Gov. Greg Abbott, standing with fellow Republicans Lt. Gov. Dan Patrick and House Speaker Dennis Bonnen, along with the heads of both chambers’ tax-writing committees, presented a united front on Jan. 31 for a plan to limit property-tax growth.
The proposal, introduced in both houses of the Legislature, seeks to limit property-tax growth by requiring voter approval before cities, counties and school districts can raise tax rates by more than 2.5 percent.
It’s somewhat similar to a proposal from the last legislative session in 2017 that drew a vigorous opposition from local municipalities.
Abbott's proposal has a basic premise: "Provide one simple method by which taxpayers are protected from excessive increases in their tax burden."
The plan has again run afoul of local officials, but – unlike last session –there is some hope for a compromise.
Also unlike the last session, when Abbott never put his support behind that proposal, he has signed on to the measure mentioning it as one of his top priorities in his State of the State address. However, just like last time, municipalities are generally united against any plan that limits their authority.
Tarrant County Judge Glen Whitley and other local officials have said they oppose any plan that ties their hands, particularly when the state continues to hand down unfunded mandates.
Abbott has signaled that he may also tackle unfunded mandates. In his inaugural address on Jan. 15, he said: “To fix this, Texas must limit the ability of taxing authorities to raise your property taxes. At the same time, Texas must end unfunded mandates on cities and counties. And taxpayers should be given the power to fire their property tax appraiser.”
That could provide more maneuvering room with local municipalities.
Chris Wallace, president of the North Texas Commission, said the new plan by the governor, as currently fashioned, won’t be acceptable to his organization’s member businesses, cities, counties, chambers of commerce, economic development entities and higher education institutions.
“We think 2.5 percent is a non-starter,” he said.
He noted that the NTC board voted to oppose revenue caps.

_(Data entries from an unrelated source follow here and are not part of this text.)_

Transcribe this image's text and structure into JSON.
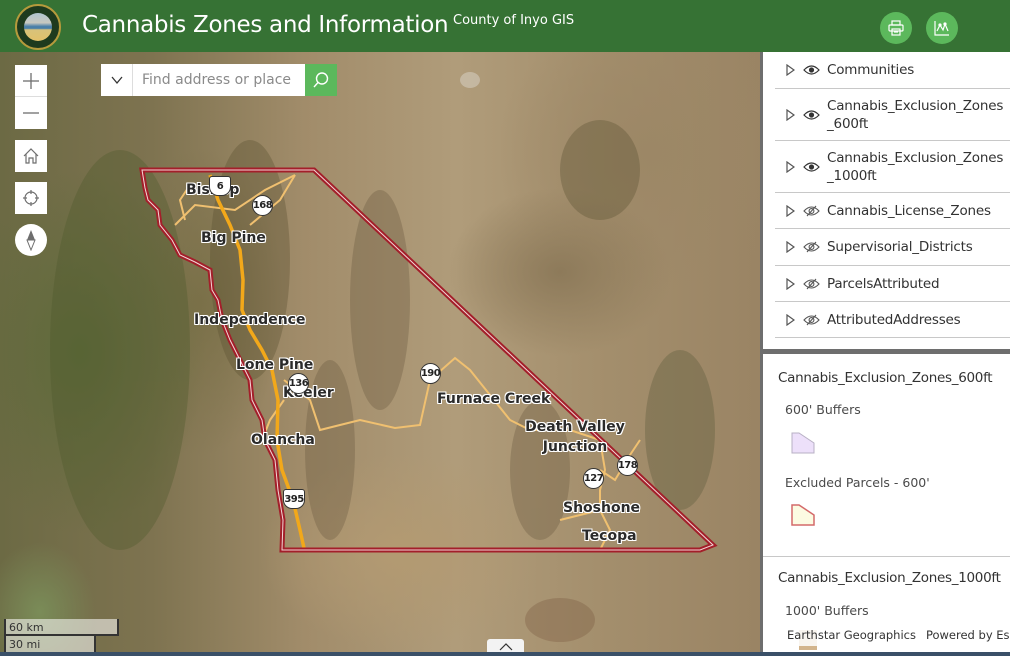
{
  "header": {
    "title": "Cannabis Zones and Information",
    "subtitle": "County of Inyo GIS",
    "logo_alt": "County of Inyo seal",
    "buttons": [
      {
        "name": "print",
        "icon": "printer-icon"
      },
      {
        "name": "chart",
        "icon": "line-chart-icon"
      }
    ],
    "color": "#367234",
    "button_color": "#5cb85c"
  },
  "search": {
    "placeholder": "Find address or place",
    "value": "",
    "dropdown_icon": "chevron-down-icon",
    "button_icon": "search-icon"
  },
  "map_controls": {
    "zoom_in": "+",
    "zoom_out": "−",
    "home_icon": "home-icon",
    "locate_icon": "crosshair-icon",
    "compass_icon": "compass-icon"
  },
  "map": {
    "basemap": "Imagery",
    "boundary_color": "#a31f2a",
    "highway_color": "#f2a81a",
    "road_color": "#f0c070",
    "places": [
      {
        "name": "Bishop"
      },
      {
        "name": "Big Pine"
      },
      {
        "name": "Independence"
      },
      {
        "name": "Lone Pine"
      },
      {
        "name": "Keeler"
      },
      {
        "name": "Olancha"
      },
      {
        "name": "Furnace Creek"
      },
      {
        "name": "Death Valley Junction"
      },
      {
        "name": "Shoshone"
      },
      {
        "name": "Tecopa"
      }
    ],
    "route_shields": [
      {
        "route": "6",
        "type": "us"
      },
      {
        "route": "168",
        "type": "state"
      },
      {
        "route": "136",
        "type": "state"
      },
      {
        "route": "190",
        "type": "state"
      },
      {
        "route": "395",
        "type": "us"
      },
      {
        "route": "127",
        "type": "state"
      },
      {
        "route": "178",
        "type": "state"
      }
    ],
    "scalebar": {
      "metric": "60 km",
      "imperial": "30 mi"
    },
    "collapse_icon": "chevron-up-icon"
  },
  "layer_list": {
    "items": [
      {
        "label": "Communities",
        "visible": true
      },
      {
        "label": "Cannabis_Exclusion_Zones_600ft",
        "visible": true
      },
      {
        "label": "Cannabis_Exclusion_Zones_1000ft",
        "visible": true
      },
      {
        "label": "Cannabis_License_Zones",
        "visible": false
      },
      {
        "label": "Supervisorial_Districts",
        "visible": false
      },
      {
        "label": "ParcelsAttributed",
        "visible": false
      },
      {
        "label": "AttributedAddresses",
        "visible": false
      }
    ]
  },
  "legend": {
    "sections": [
      {
        "title": "Cannabis_Exclusion_Zones_600ft",
        "entries": [
          {
            "label": "600' Buffers",
            "fill": "#ede0fa",
            "stroke": "#b8b0c4"
          },
          {
            "label": "Excluded Parcels - 600'",
            "fill": "#fcfbe2",
            "stroke": "#d46a6a"
          }
        ]
      },
      {
        "title": "Cannabis_Exclusion_Zones_1000ft",
        "entries": [
          {
            "label": "1000' Buffers",
            "fill": "#d2b48c",
            "stroke": "#d2b48c"
          }
        ]
      }
    ]
  },
  "attribution": {
    "source": "Earthstar Geographics",
    "powered": "Powered by Esri"
  }
}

“It's way too low. Is there a percentage that, from a negotiating standpoint, would be better?” he asked. “That's the question. Or no caps at all. No caps at all, you know, and how do you sustain any sort of revenue in the future that would be generated in the short term? So, if they were to cap 2.5 percent and say that they make up the difference from other sources, how do you sustain that long term? That may work for the short term, but what does the long term look like?”
Wallace said his group opposes any plan that would hinder a city's ability to provide core services, such as public safety, infrastructure and other critical services.
“Our region has a rapidly growing population,” he said. “Our job growth is out the roof. Our population continues to expand, our trajectory is it's going to continue to increase. So why would we want to tie the hands of our cities' and counties' ability to be able to provide those core services? Why would we do that when we're having a high-growth trajectory in terms of increasing population and job growth?”